> [What you need to do] Find every line below with "icon" in it and give only how many there are.

-- Data shown follows --

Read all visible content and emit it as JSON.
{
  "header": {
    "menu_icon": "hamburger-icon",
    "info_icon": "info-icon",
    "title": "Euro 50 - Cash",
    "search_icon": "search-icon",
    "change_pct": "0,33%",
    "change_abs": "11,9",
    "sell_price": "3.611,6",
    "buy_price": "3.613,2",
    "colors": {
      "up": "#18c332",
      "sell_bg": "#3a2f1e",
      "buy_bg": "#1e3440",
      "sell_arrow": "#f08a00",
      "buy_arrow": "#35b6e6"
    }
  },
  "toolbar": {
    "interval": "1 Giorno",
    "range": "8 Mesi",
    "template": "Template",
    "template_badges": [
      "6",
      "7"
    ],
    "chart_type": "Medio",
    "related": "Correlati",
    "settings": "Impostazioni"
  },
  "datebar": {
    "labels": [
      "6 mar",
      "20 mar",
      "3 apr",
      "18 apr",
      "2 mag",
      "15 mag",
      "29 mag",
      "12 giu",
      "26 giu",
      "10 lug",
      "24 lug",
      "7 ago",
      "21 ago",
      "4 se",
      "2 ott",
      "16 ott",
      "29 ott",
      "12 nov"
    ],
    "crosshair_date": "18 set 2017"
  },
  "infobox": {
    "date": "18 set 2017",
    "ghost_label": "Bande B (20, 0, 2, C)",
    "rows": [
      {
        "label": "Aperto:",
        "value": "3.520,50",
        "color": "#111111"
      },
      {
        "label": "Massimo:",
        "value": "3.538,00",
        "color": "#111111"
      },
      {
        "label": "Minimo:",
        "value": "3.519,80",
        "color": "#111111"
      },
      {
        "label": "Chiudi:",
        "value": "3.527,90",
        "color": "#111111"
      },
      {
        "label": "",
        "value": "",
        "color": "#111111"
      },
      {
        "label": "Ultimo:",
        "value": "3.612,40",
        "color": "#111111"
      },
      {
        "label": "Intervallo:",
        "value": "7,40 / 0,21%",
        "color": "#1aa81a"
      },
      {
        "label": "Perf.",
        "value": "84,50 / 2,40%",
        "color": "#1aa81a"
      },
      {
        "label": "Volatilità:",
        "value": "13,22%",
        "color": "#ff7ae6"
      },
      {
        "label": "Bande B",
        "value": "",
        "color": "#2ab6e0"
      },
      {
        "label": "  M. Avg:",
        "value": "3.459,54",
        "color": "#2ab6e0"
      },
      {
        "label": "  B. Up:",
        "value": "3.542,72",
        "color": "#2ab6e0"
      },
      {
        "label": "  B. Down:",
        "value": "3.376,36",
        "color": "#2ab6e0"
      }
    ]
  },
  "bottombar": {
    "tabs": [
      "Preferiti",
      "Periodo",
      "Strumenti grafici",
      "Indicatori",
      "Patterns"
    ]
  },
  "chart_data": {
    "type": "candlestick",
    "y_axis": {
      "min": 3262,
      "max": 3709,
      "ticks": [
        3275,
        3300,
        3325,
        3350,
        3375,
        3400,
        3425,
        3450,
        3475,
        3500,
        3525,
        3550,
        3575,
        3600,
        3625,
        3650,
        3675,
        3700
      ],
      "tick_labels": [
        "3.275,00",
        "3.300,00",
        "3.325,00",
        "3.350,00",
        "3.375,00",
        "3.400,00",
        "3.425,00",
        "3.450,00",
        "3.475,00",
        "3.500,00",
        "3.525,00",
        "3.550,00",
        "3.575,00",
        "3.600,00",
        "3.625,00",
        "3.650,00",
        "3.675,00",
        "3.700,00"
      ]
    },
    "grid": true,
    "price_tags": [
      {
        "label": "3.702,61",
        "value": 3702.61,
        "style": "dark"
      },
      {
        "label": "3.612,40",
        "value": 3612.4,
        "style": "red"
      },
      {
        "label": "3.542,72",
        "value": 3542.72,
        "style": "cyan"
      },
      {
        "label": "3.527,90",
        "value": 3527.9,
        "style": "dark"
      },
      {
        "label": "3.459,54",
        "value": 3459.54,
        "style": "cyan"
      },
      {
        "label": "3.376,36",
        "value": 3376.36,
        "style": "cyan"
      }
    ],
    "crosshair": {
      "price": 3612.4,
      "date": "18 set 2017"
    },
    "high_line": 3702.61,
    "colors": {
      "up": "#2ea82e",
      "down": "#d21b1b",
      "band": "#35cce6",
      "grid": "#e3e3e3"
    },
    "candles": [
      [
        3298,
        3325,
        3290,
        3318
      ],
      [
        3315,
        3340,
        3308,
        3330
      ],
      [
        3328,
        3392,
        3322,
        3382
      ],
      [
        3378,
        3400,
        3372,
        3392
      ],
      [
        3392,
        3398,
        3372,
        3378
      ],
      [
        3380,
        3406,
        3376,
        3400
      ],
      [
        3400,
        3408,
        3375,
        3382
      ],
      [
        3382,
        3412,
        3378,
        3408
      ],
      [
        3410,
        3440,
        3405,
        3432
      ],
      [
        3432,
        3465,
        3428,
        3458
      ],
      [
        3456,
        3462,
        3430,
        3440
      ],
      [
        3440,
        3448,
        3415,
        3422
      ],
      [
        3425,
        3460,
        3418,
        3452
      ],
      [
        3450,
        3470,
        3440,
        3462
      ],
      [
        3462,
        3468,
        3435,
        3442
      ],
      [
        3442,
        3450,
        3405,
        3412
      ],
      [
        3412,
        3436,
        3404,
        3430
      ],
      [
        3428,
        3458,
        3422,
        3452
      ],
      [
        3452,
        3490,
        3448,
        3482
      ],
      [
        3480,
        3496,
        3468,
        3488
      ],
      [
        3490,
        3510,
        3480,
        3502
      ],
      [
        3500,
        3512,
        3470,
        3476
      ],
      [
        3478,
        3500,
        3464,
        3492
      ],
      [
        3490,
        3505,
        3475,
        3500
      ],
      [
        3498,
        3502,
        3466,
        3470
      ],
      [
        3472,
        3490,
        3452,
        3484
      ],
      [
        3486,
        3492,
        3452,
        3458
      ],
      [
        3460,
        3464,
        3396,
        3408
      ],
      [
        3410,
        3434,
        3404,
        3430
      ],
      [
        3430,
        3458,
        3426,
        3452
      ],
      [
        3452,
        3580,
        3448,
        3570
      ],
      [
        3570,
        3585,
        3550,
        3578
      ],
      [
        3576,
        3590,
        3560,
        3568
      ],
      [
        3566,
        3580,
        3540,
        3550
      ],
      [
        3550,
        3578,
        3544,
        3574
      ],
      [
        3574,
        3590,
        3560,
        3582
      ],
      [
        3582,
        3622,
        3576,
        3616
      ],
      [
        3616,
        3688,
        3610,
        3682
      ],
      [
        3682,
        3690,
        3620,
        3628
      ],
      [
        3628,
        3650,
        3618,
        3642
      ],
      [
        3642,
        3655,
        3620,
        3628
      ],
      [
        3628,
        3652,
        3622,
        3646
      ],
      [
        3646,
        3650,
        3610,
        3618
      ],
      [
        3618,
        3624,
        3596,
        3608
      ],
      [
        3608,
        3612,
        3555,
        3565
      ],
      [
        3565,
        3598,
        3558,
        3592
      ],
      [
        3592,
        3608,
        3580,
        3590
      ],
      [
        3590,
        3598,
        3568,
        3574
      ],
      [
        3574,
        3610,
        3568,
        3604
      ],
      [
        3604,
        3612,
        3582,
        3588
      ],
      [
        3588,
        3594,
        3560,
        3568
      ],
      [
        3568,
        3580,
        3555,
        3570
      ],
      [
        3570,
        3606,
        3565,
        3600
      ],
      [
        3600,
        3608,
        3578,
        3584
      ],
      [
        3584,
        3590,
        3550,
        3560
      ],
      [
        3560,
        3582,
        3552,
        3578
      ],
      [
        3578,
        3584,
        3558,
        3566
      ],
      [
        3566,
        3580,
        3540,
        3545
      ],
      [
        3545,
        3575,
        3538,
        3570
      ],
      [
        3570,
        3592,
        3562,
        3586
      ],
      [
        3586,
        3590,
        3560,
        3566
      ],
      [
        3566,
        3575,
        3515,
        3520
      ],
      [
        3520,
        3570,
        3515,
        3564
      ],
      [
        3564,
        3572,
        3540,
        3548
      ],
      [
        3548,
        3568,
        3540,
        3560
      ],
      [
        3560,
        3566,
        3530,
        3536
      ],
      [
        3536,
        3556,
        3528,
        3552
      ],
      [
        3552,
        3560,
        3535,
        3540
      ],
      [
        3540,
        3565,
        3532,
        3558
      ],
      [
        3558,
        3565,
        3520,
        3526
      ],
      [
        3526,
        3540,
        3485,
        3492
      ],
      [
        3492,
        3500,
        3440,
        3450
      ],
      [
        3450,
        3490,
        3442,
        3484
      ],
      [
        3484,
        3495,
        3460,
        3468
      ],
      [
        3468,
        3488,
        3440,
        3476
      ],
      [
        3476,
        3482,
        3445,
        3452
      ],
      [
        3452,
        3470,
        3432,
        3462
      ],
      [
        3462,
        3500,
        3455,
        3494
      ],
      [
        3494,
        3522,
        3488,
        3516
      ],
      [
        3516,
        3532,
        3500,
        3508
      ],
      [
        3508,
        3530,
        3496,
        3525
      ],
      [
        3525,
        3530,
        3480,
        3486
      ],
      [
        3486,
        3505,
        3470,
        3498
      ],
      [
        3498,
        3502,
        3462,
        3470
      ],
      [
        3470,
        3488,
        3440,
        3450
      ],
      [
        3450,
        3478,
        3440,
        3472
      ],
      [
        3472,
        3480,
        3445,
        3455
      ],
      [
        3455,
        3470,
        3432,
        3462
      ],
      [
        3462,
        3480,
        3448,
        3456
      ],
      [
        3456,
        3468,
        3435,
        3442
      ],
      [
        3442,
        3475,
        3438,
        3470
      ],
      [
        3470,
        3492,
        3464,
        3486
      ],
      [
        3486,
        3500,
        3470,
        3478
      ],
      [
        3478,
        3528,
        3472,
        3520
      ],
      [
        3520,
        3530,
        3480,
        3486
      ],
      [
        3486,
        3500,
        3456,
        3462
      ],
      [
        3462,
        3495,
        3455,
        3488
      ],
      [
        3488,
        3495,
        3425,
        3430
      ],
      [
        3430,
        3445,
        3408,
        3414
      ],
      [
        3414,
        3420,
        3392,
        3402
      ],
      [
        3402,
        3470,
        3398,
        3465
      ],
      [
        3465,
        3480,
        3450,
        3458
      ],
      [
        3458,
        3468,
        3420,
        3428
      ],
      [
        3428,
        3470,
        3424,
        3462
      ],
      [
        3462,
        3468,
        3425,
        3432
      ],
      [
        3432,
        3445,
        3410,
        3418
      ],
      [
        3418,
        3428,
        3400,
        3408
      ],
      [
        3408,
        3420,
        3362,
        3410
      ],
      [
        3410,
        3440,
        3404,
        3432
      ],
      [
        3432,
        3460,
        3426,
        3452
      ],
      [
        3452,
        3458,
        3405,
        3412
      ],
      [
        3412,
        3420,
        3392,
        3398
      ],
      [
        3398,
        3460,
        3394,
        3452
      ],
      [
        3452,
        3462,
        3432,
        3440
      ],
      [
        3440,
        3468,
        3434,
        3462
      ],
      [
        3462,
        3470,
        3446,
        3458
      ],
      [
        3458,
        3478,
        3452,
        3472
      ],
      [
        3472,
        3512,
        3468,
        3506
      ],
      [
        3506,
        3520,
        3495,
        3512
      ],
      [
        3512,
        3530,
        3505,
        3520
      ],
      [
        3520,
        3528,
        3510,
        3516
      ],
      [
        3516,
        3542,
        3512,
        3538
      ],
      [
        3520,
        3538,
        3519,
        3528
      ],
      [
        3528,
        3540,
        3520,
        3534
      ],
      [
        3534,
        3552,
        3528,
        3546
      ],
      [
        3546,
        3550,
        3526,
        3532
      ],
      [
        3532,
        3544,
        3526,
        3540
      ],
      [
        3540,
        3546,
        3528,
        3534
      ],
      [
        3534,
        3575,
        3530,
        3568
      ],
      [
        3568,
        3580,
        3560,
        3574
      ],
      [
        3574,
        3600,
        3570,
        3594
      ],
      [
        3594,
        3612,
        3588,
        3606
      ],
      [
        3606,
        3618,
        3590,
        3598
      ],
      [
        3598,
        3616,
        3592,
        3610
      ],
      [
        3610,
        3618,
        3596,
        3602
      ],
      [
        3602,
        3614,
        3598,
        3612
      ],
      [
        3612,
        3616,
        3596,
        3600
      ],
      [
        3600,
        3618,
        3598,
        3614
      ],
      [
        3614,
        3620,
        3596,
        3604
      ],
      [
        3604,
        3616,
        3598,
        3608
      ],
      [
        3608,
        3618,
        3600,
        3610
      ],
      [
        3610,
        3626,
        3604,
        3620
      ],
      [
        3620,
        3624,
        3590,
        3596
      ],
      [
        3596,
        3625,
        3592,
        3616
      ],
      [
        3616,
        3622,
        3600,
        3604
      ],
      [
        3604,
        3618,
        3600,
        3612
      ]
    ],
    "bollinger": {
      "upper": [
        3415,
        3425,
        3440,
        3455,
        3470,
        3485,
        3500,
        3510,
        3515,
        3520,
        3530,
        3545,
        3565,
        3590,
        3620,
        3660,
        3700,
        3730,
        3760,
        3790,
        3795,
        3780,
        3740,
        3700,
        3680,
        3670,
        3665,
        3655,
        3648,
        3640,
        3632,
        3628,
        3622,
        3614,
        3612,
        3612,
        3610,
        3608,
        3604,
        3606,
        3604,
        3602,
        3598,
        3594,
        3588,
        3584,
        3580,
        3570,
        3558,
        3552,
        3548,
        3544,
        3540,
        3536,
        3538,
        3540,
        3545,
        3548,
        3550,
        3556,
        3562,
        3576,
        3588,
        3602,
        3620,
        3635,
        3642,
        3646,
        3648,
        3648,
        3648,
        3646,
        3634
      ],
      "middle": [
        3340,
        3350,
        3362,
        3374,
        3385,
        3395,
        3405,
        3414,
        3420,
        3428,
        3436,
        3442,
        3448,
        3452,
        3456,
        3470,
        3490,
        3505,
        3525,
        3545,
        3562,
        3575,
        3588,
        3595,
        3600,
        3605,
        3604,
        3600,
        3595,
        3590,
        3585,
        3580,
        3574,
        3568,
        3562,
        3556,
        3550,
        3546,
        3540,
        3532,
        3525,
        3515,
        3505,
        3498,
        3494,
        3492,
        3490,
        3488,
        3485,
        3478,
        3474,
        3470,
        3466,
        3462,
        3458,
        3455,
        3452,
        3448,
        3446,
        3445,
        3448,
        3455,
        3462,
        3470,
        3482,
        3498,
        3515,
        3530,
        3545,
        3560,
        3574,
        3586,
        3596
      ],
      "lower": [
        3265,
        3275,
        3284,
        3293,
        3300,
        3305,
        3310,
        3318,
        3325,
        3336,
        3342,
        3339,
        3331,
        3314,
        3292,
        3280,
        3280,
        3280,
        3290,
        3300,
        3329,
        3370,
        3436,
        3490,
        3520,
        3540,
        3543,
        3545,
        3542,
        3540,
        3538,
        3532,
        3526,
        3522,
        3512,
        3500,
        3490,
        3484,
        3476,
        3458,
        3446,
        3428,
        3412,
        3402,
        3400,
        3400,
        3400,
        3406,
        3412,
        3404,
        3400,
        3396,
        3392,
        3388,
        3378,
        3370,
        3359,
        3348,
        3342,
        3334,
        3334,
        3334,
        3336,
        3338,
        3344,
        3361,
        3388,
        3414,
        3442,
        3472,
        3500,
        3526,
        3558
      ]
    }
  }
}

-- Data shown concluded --

> [Solution for this problem] 3